EXTRACTED INFORMATION Block Start

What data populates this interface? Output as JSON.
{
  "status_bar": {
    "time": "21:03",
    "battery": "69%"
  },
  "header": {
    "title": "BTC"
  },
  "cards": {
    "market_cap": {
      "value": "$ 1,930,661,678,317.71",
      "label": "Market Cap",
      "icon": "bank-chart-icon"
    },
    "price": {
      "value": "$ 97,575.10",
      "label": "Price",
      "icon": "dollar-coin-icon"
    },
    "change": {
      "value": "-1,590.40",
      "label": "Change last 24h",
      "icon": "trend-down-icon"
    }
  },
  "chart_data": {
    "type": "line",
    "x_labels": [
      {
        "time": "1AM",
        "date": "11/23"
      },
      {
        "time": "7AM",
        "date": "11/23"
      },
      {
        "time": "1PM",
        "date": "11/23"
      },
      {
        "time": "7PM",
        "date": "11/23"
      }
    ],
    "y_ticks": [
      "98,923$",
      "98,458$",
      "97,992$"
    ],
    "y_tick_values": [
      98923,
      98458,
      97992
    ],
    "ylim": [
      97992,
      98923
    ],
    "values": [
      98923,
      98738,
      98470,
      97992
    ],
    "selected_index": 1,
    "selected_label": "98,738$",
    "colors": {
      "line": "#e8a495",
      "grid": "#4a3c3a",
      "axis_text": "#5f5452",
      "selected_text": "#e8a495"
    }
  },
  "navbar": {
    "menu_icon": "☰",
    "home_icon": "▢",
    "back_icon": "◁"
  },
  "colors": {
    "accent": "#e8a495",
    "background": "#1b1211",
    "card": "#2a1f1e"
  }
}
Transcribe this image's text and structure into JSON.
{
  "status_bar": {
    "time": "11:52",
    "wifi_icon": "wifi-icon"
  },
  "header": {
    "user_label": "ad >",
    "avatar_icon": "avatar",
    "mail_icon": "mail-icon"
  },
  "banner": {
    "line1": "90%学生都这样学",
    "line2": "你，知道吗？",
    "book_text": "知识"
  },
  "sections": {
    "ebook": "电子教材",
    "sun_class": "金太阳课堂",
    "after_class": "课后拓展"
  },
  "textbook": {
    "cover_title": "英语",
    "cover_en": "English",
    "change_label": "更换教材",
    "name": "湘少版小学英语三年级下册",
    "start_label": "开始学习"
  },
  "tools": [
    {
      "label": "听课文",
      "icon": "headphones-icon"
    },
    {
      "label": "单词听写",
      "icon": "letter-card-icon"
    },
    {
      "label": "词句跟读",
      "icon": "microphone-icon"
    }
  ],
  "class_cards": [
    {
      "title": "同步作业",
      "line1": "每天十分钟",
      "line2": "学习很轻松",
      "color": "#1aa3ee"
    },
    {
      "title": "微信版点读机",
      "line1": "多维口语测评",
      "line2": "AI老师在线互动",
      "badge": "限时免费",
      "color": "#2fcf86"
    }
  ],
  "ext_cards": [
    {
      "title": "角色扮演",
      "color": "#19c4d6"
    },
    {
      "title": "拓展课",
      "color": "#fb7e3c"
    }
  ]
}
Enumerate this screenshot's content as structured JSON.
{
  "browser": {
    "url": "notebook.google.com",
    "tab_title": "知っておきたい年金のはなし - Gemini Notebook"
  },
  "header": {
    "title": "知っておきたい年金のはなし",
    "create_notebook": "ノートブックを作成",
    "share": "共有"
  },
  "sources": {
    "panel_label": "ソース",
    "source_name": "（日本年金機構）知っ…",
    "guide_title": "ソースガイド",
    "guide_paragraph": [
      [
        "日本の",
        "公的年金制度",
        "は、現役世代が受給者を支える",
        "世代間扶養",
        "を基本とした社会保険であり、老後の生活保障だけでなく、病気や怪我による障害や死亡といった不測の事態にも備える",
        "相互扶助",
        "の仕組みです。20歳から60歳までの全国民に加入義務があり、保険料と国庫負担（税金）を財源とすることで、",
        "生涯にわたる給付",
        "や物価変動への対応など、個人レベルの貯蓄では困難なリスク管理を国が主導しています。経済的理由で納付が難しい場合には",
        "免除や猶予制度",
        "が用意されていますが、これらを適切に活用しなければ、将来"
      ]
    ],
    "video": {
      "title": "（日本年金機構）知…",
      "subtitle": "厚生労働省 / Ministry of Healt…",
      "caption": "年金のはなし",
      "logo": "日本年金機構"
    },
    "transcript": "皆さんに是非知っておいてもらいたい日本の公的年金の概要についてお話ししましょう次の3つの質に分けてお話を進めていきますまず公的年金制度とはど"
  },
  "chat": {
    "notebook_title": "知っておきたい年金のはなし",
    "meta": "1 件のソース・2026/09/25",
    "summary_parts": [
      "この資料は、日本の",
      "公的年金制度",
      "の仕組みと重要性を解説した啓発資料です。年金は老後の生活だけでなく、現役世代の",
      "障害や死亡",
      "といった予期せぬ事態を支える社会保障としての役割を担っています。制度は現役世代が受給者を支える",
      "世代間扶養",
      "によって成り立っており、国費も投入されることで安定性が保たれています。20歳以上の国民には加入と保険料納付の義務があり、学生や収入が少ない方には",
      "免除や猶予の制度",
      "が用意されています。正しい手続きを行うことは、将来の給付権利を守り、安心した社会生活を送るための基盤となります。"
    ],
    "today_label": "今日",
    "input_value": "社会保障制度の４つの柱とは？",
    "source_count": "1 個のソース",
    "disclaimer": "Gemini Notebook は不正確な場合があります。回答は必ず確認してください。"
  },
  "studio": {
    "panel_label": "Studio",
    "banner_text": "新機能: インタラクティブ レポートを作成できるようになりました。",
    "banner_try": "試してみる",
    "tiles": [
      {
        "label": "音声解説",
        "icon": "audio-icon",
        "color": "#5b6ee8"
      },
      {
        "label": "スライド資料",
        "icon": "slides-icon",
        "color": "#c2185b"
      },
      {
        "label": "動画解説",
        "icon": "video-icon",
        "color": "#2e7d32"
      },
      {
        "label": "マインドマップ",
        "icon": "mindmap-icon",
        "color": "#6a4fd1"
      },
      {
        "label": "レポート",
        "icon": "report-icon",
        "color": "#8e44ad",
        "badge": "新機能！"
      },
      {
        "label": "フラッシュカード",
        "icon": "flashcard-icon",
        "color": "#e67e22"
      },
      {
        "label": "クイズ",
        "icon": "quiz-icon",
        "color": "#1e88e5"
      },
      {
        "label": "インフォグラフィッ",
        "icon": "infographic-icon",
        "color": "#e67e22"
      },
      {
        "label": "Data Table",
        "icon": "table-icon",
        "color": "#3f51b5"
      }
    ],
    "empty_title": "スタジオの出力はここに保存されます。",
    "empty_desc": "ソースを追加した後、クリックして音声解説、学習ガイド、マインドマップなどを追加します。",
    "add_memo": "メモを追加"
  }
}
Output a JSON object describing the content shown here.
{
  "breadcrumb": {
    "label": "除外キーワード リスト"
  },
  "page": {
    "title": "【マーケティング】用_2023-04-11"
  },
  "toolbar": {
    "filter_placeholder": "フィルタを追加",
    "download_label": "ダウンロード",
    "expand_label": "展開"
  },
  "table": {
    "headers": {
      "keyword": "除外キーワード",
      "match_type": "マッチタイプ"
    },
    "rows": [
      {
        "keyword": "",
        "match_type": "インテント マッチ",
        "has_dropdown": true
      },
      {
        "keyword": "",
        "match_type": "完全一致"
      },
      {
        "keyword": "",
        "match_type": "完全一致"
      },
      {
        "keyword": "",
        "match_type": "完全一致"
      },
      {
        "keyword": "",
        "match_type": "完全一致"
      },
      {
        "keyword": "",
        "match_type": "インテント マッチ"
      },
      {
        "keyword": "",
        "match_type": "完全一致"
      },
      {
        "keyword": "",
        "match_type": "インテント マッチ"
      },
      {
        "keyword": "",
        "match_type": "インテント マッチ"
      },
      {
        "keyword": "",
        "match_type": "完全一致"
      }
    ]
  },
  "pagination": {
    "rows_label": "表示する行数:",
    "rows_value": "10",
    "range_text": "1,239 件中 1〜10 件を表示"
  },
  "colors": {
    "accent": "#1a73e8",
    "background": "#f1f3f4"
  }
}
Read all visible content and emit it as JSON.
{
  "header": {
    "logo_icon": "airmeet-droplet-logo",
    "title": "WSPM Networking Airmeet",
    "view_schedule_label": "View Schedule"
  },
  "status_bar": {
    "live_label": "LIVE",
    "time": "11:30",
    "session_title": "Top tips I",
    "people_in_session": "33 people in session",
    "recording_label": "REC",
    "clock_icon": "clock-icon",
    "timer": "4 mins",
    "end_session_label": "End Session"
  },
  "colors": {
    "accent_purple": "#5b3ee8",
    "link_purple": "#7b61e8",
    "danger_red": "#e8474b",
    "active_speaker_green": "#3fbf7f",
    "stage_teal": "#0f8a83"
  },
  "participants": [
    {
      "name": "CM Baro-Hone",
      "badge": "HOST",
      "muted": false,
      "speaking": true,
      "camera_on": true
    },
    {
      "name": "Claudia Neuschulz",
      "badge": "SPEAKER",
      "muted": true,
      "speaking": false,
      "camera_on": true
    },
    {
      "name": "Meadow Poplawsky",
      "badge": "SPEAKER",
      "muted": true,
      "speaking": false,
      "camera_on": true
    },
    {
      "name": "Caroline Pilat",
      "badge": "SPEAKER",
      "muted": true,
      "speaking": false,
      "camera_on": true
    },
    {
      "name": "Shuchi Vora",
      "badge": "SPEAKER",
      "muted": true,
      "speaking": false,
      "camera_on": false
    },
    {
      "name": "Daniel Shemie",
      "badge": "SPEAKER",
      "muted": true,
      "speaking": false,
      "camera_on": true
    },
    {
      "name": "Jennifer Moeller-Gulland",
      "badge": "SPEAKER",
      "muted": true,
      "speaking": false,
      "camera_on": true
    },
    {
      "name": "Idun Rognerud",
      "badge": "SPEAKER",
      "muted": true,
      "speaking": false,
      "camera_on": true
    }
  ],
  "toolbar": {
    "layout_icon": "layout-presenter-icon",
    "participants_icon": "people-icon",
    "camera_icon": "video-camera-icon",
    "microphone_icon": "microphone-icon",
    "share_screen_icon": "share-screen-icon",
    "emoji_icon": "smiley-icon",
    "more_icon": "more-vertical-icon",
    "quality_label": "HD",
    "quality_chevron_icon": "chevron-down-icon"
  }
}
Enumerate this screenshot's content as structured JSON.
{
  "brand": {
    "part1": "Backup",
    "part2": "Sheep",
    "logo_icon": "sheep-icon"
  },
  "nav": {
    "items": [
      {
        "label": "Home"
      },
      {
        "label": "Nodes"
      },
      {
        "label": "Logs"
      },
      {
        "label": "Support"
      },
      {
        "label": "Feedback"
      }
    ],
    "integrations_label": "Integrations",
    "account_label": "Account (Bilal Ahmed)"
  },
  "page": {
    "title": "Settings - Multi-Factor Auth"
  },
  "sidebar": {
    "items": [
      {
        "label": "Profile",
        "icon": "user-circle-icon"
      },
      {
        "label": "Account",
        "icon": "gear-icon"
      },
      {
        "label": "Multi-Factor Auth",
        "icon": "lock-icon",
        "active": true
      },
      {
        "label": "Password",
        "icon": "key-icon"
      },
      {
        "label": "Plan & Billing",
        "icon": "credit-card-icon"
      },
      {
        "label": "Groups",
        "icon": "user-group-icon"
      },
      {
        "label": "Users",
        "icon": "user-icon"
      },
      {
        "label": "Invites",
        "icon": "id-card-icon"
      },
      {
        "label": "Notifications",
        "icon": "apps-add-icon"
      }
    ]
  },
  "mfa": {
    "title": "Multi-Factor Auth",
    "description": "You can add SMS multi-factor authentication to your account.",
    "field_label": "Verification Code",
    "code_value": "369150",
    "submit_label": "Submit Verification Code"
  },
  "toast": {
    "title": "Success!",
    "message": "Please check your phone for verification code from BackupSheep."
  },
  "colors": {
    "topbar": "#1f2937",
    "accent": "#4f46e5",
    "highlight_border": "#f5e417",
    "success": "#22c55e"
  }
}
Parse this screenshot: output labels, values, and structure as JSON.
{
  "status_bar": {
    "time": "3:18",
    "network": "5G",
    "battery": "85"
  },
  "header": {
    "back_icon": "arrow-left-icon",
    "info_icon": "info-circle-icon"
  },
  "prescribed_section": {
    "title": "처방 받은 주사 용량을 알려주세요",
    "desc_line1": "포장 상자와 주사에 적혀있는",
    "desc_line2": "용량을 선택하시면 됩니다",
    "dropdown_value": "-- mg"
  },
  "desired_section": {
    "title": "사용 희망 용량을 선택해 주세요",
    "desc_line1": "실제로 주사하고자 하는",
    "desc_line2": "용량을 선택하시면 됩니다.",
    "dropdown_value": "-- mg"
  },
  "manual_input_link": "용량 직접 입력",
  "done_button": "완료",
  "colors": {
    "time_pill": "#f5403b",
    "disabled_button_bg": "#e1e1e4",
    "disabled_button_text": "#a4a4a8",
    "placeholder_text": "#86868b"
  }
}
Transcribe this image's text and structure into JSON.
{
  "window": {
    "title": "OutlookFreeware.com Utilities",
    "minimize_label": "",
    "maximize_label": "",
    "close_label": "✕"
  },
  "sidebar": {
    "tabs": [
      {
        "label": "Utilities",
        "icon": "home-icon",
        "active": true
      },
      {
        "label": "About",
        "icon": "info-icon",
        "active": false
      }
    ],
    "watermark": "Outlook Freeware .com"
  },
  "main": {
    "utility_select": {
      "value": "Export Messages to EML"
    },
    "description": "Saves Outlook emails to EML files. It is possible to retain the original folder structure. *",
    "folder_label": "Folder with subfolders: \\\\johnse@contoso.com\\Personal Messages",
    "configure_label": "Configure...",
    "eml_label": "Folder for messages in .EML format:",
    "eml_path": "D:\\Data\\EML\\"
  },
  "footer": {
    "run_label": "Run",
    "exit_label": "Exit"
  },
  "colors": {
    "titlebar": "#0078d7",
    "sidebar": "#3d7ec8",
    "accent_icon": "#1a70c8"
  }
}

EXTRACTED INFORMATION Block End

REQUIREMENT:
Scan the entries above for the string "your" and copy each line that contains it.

RESPONSE TO THE TASK:
    "description": "You can add SMS multi-factor authentication to your account.",
    "message": "Please check your phone for verification code from BackupSheep."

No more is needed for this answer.